Requirement => Every line of the data that includes "JSON" should be copied out.

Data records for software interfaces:
• • •

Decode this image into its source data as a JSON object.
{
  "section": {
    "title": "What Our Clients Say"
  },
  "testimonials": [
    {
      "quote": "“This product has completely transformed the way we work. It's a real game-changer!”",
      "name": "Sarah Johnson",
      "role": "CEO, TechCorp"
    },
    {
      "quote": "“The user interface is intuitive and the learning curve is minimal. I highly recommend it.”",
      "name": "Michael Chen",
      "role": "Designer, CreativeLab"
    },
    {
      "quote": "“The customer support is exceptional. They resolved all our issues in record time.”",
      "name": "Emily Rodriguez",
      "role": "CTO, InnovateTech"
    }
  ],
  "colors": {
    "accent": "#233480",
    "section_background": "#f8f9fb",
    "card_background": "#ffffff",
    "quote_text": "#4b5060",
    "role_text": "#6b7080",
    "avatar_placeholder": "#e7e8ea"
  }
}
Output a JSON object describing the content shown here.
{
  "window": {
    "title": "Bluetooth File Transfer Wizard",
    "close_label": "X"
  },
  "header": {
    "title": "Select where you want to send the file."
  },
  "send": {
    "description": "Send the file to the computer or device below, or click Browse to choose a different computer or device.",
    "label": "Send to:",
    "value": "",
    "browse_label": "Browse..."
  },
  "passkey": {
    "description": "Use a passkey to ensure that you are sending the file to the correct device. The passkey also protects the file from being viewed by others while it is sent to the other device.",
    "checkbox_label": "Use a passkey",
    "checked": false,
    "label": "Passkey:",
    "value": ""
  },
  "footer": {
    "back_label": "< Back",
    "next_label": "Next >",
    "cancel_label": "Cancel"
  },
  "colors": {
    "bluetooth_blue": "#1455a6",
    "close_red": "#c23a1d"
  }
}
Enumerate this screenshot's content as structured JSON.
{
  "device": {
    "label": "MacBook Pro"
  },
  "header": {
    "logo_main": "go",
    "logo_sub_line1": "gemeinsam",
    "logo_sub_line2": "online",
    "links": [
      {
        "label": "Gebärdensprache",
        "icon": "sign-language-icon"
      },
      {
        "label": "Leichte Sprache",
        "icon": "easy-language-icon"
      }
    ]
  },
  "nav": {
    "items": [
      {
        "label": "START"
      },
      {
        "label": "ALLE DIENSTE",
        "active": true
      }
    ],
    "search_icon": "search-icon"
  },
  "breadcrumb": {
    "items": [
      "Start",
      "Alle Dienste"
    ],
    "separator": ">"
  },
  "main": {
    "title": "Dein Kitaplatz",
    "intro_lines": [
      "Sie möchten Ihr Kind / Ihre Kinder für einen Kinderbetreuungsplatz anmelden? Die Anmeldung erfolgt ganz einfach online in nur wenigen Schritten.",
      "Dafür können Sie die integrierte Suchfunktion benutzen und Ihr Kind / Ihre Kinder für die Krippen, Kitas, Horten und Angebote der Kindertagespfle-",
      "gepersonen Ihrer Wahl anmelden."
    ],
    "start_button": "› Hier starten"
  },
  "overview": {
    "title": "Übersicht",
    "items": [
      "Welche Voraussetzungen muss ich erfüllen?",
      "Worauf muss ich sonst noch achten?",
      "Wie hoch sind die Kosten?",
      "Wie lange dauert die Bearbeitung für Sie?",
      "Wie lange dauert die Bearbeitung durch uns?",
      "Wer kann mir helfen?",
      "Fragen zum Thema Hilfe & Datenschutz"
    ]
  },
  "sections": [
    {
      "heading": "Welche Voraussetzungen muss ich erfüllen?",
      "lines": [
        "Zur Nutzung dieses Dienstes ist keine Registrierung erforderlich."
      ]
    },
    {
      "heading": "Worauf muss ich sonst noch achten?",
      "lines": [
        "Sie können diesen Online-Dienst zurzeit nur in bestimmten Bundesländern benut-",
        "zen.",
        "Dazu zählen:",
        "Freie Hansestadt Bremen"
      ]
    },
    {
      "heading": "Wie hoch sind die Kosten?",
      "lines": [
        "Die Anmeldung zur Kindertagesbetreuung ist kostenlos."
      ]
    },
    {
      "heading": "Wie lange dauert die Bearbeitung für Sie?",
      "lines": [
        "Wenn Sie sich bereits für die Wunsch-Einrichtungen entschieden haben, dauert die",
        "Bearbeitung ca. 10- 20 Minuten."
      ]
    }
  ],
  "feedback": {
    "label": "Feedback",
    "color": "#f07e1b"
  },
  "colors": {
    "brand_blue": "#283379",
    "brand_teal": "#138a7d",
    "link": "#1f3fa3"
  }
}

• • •

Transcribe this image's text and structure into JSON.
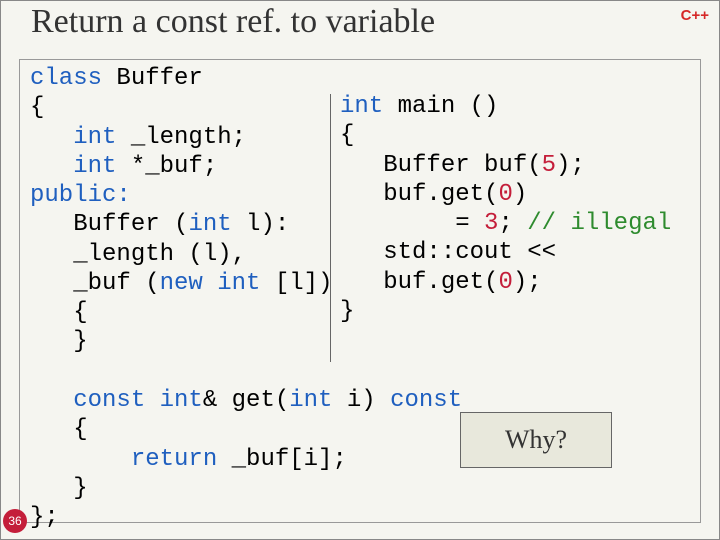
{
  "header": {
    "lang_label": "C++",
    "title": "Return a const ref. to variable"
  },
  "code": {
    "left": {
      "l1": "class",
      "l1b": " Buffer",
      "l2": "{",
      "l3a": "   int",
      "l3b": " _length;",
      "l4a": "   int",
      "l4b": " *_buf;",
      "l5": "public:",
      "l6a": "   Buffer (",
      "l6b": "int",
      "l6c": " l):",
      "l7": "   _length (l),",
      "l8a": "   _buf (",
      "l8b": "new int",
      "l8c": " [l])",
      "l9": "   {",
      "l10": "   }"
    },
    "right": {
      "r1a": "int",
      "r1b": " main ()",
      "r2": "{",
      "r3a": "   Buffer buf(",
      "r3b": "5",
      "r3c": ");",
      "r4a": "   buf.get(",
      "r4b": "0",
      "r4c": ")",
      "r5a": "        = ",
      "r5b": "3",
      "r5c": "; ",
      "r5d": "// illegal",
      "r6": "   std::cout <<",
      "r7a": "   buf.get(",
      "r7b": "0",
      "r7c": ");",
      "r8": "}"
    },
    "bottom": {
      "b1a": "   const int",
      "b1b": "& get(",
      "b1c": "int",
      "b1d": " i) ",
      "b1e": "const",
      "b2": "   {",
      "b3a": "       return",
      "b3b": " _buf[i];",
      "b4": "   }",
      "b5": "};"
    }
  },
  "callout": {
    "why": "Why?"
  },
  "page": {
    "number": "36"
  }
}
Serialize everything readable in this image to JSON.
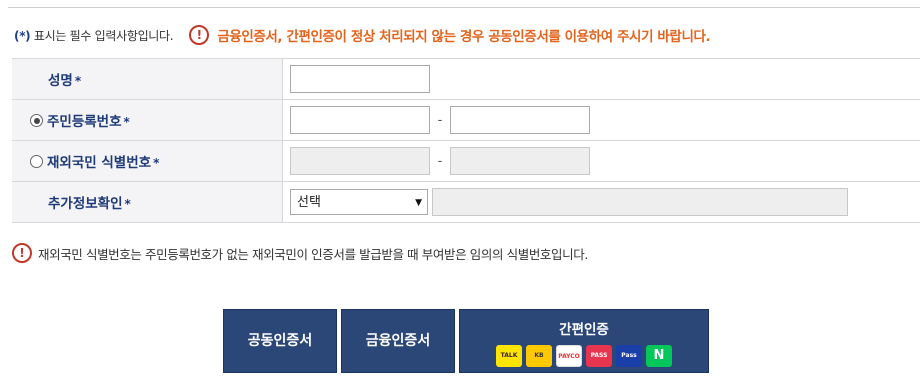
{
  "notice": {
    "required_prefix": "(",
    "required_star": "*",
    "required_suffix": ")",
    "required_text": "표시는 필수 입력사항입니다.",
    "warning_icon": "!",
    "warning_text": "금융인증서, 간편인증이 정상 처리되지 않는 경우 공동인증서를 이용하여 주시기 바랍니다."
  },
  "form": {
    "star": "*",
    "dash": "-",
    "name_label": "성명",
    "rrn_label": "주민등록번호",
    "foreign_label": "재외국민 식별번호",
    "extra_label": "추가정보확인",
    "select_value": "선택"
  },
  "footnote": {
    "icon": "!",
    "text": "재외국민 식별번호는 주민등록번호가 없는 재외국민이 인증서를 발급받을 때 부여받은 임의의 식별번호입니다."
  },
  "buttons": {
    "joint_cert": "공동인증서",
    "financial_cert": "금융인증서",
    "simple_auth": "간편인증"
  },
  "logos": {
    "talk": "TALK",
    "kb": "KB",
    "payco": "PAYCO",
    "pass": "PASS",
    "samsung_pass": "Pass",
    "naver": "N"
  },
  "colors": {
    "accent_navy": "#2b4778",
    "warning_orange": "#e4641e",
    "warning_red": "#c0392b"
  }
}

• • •

The answer =>
Decode this image into its source data as a JSON object.
Output a JSON object describing the content shown here.
Enumerate this screenshot's content as structured JSON.
Transcribe this image's text and structure into JSON.
Serialize everything readable in this image to JSON.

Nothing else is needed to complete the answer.